From prescriptive +‎ -istic or prescriptivist +‎ -ic.


prescriptivistic (comparative more prescriptivistic, superlative most prescriptivistic)

  1. Synonym of prescriptivist
    • 1983, “Language Planning: The State of the Art / Juan Cobarrubias”, in Cobarrubias, Juan; Fishman, Joshua A., editors, Progress in Language Planning: International Perspectives, Mouton Publishers, →ISBN, page 10:
      Perhaps once more the somewhat prescriptivistic nature of most grammars of the time accounts for the reluctance to regulate language choice suggested by Heath and Mandabach.
    • 1999, Laurent, Richard, “Chapter 4. Past Participles in Western Romance”, in Past Participles from Latin to Romance, University of California Press, 6. Evidence from Occitan and Catalan: 2. Catalan: 3. Spread of Past Participles in -gut, page 290:
      For a few verbs, continued wavering between past participles is reflected in Fabra’s prescriptivistic Gràmatica catalana (1969).
    • 2014, “Part One: Some Elements for a Critical Review of the Concept of “Naturalistic Fallacy” / Michele Borri / (University of Milano-Bicocca)”, in Bonicalzi, Sofia; Caffo, Leonardo; Sorgon, Mattia, editors, Naturalism and Constructivism in Metaethics, Cambridge Scholars Publishing, →ISBN, 3. Comparing and Contrasting the Naturalistic Fallacy with Hume’s Law: 3., page 38:

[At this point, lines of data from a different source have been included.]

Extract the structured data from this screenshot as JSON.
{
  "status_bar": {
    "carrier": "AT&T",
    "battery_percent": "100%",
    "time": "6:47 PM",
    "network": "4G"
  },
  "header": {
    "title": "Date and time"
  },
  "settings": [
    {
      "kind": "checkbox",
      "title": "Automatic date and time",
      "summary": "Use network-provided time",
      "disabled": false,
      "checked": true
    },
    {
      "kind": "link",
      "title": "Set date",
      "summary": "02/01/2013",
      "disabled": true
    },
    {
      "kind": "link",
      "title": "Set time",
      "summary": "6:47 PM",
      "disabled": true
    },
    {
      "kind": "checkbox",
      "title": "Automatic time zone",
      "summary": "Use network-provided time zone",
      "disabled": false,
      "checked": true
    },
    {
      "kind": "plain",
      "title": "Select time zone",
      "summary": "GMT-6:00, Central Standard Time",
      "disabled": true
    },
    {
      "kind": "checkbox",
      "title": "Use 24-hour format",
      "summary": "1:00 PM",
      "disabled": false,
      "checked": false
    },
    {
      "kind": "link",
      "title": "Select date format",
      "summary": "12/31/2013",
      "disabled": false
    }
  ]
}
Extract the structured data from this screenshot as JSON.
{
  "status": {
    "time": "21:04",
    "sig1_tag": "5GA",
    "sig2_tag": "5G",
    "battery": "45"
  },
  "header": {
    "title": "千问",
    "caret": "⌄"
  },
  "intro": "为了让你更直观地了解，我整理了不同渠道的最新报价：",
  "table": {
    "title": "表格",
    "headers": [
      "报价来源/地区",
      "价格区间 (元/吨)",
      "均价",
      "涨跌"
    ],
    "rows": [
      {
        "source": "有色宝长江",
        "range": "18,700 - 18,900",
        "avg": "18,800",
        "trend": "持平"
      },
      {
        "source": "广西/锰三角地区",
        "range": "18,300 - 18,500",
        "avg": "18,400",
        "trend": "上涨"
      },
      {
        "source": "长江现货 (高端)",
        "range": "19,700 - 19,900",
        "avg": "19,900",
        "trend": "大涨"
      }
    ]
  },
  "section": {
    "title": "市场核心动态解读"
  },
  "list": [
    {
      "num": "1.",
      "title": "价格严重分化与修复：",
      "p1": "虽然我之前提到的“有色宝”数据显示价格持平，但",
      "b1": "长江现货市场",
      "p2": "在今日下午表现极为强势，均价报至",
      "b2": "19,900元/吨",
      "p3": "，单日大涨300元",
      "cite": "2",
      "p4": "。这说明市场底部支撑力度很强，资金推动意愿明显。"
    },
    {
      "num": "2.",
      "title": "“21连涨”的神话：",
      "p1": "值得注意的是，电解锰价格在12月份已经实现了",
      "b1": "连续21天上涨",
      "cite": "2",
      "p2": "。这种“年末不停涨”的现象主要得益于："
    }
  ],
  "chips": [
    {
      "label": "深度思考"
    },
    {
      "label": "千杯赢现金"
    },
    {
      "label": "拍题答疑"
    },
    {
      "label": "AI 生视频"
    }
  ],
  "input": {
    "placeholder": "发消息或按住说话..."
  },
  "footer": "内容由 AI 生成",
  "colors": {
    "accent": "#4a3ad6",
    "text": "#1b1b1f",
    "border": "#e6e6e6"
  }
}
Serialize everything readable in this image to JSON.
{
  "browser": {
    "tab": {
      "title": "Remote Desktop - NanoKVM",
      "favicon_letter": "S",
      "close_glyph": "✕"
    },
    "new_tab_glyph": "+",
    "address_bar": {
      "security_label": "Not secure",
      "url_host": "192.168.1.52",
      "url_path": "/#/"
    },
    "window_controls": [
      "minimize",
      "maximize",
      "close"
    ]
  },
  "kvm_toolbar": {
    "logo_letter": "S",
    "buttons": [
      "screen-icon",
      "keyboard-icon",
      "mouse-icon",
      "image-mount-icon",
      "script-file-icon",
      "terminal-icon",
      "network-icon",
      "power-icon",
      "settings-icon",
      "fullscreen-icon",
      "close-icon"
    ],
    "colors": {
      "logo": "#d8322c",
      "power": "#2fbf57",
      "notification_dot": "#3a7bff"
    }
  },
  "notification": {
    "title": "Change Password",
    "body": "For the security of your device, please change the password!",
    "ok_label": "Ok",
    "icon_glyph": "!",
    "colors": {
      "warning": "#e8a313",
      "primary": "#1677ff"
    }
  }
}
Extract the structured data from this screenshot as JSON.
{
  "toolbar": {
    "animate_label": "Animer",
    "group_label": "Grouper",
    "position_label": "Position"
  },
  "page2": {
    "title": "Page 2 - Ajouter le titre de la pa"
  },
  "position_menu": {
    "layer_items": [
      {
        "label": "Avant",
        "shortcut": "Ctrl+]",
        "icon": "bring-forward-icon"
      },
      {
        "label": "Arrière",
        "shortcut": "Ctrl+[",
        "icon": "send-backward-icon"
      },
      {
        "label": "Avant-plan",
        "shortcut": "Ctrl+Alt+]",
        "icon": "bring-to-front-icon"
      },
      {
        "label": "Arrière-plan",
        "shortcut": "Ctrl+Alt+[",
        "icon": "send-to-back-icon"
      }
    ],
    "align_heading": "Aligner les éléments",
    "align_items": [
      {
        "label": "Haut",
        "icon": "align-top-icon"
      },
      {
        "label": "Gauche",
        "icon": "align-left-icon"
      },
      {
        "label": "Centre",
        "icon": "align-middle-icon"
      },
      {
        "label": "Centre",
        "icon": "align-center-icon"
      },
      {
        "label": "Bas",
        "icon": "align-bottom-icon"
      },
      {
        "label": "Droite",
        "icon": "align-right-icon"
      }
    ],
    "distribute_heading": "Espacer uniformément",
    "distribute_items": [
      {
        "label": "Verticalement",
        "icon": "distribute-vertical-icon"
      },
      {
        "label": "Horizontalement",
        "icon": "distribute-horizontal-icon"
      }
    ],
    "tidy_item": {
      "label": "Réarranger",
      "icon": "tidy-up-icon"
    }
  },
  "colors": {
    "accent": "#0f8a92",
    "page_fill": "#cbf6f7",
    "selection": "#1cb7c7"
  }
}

      The point here is not that Moore did not recognize the essentially prescriptive character of moral language—as it was maintained by Hare—but, more likely, that we are facing two entirely different conceptions and definitions of ethics: one is prescriptivistic and the other one is not.